Today I talked to Ryan, the hatchery manager, a little bit about the possible causes of the mortality I saw over the weekend. In his experience, mortality events are not uncommon when rearing larvae in the summer. He thinks it may have to do with water quality issues (which I can’t really do anything about). He recommended I be more vigilant about culling dead or sick larvae from the tanks.
As I emptied out HC_Tank1 and SS_Tank1 over the weekend to be cleaned for new larvae, I adopted a new labelling scheme on my data sheet. The first attempts in a tank have the letter “a” (i.e. HC_Tank1a, SS_Tank1b) and after totally culling or emptying out a tank of larvae I change the letter in the tank name. I’ll see how this scheme works when it comes to actual data analysis, but for now it’s helping with data entry and keeping track of how many are in a tank at a time.
SS_Tank2a smelled disgusting and had sheets of larvae on the bottom so was also emptied out entirely. For my NF and HC larvae, I made a “sick” tank and a “new” tank. In the sick tanks (NF_Tank1b and HC_Tank2b), I added back larvae that were swimming in the beaker after being filtered out from the tanks. I may have to throw out these too, but until I have too many larvae for the new tanks I figured I would try to save them.
Filtering out larvae tanks:

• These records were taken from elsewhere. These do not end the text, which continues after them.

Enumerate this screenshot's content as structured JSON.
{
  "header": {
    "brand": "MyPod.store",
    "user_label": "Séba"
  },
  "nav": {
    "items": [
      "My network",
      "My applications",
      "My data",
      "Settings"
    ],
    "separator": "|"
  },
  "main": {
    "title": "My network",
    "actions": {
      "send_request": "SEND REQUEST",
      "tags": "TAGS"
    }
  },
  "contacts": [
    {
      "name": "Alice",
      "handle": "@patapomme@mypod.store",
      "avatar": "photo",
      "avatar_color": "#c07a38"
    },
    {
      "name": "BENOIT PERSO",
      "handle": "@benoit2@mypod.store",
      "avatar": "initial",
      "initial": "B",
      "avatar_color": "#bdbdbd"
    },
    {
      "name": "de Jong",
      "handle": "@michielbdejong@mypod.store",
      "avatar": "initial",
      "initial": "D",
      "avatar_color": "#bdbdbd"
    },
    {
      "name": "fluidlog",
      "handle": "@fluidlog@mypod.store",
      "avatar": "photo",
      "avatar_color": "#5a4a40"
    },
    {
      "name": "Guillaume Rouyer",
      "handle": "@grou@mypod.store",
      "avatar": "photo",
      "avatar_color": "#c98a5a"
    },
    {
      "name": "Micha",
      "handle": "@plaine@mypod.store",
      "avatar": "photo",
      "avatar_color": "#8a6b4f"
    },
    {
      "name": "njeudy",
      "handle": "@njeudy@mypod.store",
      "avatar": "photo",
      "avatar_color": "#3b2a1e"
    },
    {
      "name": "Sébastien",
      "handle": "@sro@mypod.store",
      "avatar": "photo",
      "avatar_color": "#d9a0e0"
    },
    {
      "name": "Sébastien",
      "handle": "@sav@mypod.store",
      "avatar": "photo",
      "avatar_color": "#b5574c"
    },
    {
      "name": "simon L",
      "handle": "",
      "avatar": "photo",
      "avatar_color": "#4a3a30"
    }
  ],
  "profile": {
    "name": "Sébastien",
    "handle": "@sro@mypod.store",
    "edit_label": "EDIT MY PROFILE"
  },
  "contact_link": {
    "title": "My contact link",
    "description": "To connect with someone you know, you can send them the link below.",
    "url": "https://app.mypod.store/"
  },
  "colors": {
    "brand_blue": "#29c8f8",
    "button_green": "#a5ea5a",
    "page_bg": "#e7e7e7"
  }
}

- HC_Tank2a (160,120) -> swimmers into HC_Tank2sick
- HC_Tank1 (100) -> swimmers into HC_Tank2sick
- NF_Tank2a (160,120,100) -> swimmers into NF_Tank2a
- NF_Tank1 (100) -> swimmers into NF_Tank1sick
Checking for larvae:
- Lots: NF1,HC1,HC2,HC4,HC5,SS4,SS5
- Some: HC3
Set up growth rate experiment #2:
Since I had lots of larvae from every family, I decided to start another growth rate experiment. I combined the larvae from all families in a population, took samples for DNA, and added 1,100 larvae to 3 replicate silos.